A newspaper in Beijing features a photo of President-elect Donald Trump. It reads, “Outsider strikes back."  (Greg Baker/AFP/Getty Images)

When news broke that Donald Trump had talked on the phone with Taiwan President Tsai Ing-Wen, it was widely criticized as a foreign policy gaffe. A U.S. president had not spoken on the phone with a leader of Taiwan in decades for fear of upsetting the People’s Republic of China, which considers Taiwan a rogue province.

But Washington Post reporting on Monday revealed that the phone call was actually a planned provocation. According to interviews with people involved in its planning, the call was the beginning of a new strategy for engaging Taiwan and taking a tough stance on China.

The telephone call was totally unprecedented. But the combative attitude toward China was not. For decades, U.S. presidents have come into office with sharply negative rhetoric and plans toward China. What usually happens next is predictable, scholars say.

David Lampton, director of China studies at the Johns Hopkins School of Advanced International Studies, said there is a long tradition of politicians issuing bumper sticker statements against China. “And then when they get in a position of government, they find it’s very deleterious to uphold that proposal,” he said.

Ronald Reagan, for example, entered office in 1981 with already-rocky relations with China. During the campaign, he had criticized incumbent President Jimmy Carter for terminating diplomatic relations with Taiwan as the U.S. normalized relations with China in 1978. Reagan repeatedly promised to restore official ties with Taiwan and forge new weapons deals.

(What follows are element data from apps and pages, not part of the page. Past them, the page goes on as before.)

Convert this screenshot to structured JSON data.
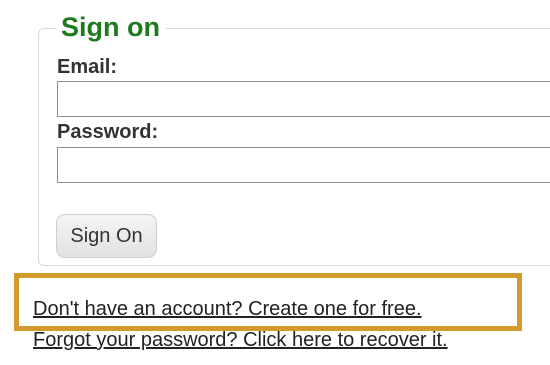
{
  "signon_form": {
    "legend": "Sign on",
    "email_label": "Email:",
    "email_value": "",
    "password_label": "Password:",
    "password_value": "",
    "submit_label": "Sign On"
  },
  "links": {
    "create_account": "Don't have an account? Create one for free.",
    "recover_password": "Forgot your password? Click here to recover it."
  },
  "colors": {
    "legend_green": "#1d7a1d",
    "highlight_border": "#d39a2e"
  }
}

Once in office, however, Reagan and Vice President George H.W. Bush embarked on a closer working relationship with China than ever before, according to Paul Haenle, director of the Carnegie Tsinghua Center for Global Policy. Under Reagan, U.S. military officers met with their Chinese counterparts for the first time, and the U.S. began exporting “dual-use technology” like torpedoes, artillery-locating radars and helicopters to the Chinese military, Haenle says.

In the 1992 presidential campaign, which came shortly after the bloody protests in Beijing’s Tiananmen Square, Bill Clinton famously inveighed against the “butchers of Beijing.” Clinton attacked incumbent George H.W. Bush for “coddling dictators” in China and “sending emissaries to raise a toast with those who crushed democracy.”

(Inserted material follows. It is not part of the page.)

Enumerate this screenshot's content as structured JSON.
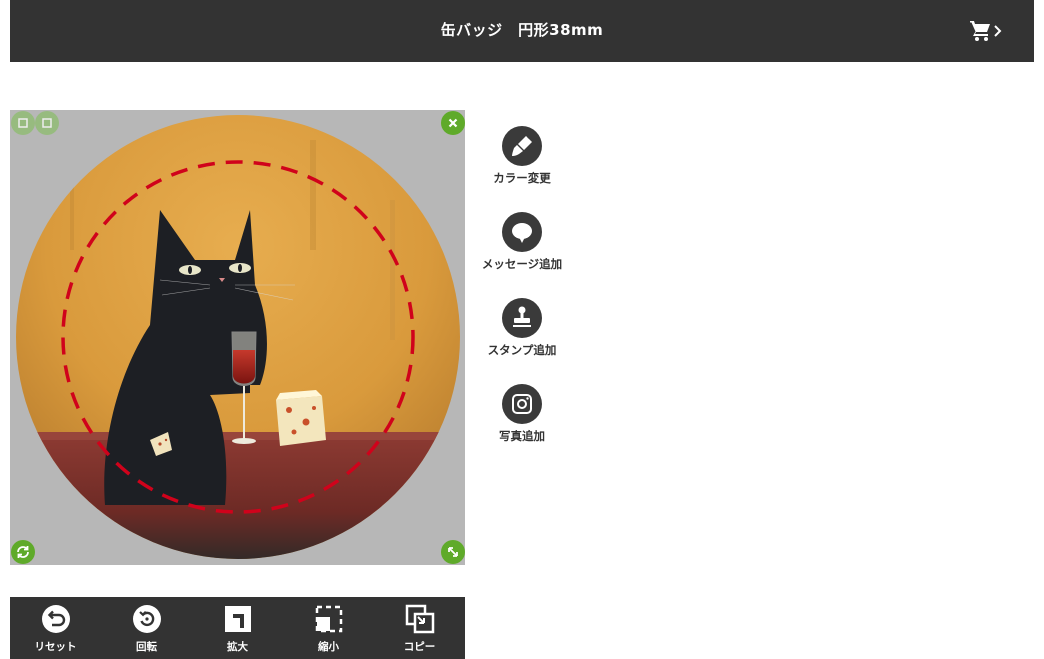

Clinton promised he would force China to change — and in his first year in office, he issued an executive order requiring China to improve its human rights record before the country’s favored trading status could be renewed.

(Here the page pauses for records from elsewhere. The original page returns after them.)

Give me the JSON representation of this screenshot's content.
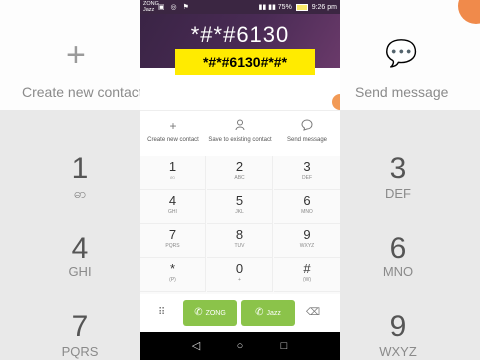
{
  "status": {
    "carrier_line1": "ZONG",
    "carrier_line2": "Jazz",
    "icons_left": "▣ ◎ ⚑",
    "battery": "75%",
    "time": "9:26 pm"
  },
  "dialer": {
    "dialed_number": "*#*#6130",
    "overlay_code": "*#*#6130#*#*"
  },
  "actions": [
    {
      "icon": "plus-icon",
      "glyph": "+",
      "label": "Create new contact"
    },
    {
      "icon": "person-icon",
      "glyph": "👤",
      "label": "Save to existing contact"
    },
    {
      "icon": "message-icon",
      "glyph": "💬",
      "label": "Send message"
    }
  ],
  "keys": [
    {
      "digit": "1",
      "letters": "ဓာ"
    },
    {
      "digit": "2",
      "letters": "ABC"
    },
    {
      "digit": "3",
      "letters": "DEF"
    },
    {
      "digit": "4",
      "letters": "GHI"
    },
    {
      "digit": "5",
      "letters": "JKL"
    },
    {
      "digit": "6",
      "letters": "MNO"
    },
    {
      "digit": "7",
      "letters": "PQRS"
    },
    {
      "digit": "8",
      "letters": "TUV"
    },
    {
      "digit": "9",
      "letters": "WXYZ"
    },
    {
      "digit": "*",
      "letters": "(P)"
    },
    {
      "digit": "0",
      "letters": "+"
    },
    {
      "digit": "#",
      "letters": "(W)"
    }
  ],
  "callbar": {
    "sim1_label": "ZONG",
    "sim2_label": "Jazz"
  },
  "background": {
    "left_label": "Create new contact",
    "right_label": "Send message",
    "left_digits": [
      {
        "digit": "1",
        "letters": "ဓာ"
      },
      {
        "digit": "4",
        "letters": "GHI"
      },
      {
        "digit": "7",
        "letters": "PQRS"
      }
    ],
    "right_digits": [
      {
        "digit": "3",
        "letters": "DEF"
      },
      {
        "digit": "6",
        "letters": "MNO"
      },
      {
        "digit": "9",
        "letters": "WXYZ"
      }
    ]
  },
  "colors": {
    "header": "#3a2445",
    "call_button": "#8bc34a",
    "highlight": "#ffeb00",
    "accent": "#f29a56"
  }
}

But Clinton soon faced strong objections to the strategy from American business interests, who feared it would start a trade war. He then had what Lampton describes as a “humiliating back-down.” Clinton ultimately moved to renew China’s favored trading status, saying that revoking it would drive the two countries “back into a period of mutual isolation and recrimination that would harm America’s interests, not advance them.” He later helped to negotiate China’s entry into the World Trade Organization.

History repeated to some extent with George W. Bush and Barack Obama. Bush described China as a “competitor,” not a “strategic partner” on the campaign trail. Then the Sept. 11 attacks occurred, and Bush found he needed Chinese support in his global war on terrorism, Lampton said.

In his first year in office, Bush described relations with China as “candid, constructive and cooperative.”

Like Trump, Obama promised on the campaign trail to label China a currency manipulator. But he never followed through. Obama later faced criticism for choosing to delay a meeting with the Dalai Lama until after he had met with Chinese President Hu Jintao. That backlash may have helped persuade Obama to take a tougher stance on China's territorial expansion in Asia and on the Trans-Pacific Partnership, a global trade deal that left China out.

As both pundits and events keep reminding us, Trump appears likely to be a different sort of president altogether. And the call by the president-elect to Taiwan is perhaps more of a diplomatic break with China than ever before.

But Trump would not be “by any means the first person to run for president saying one thing about China and then moving to a more accommodative policy,” Lampton said. Many leaders have found it too challenging to accomplish their goals while at odds with the world's second-largest economy.

“Trump is by nature a negotiator, a dealer. So I think in all probability Trump will have to, and may find it desirable, to negotiate back from some of these positions.”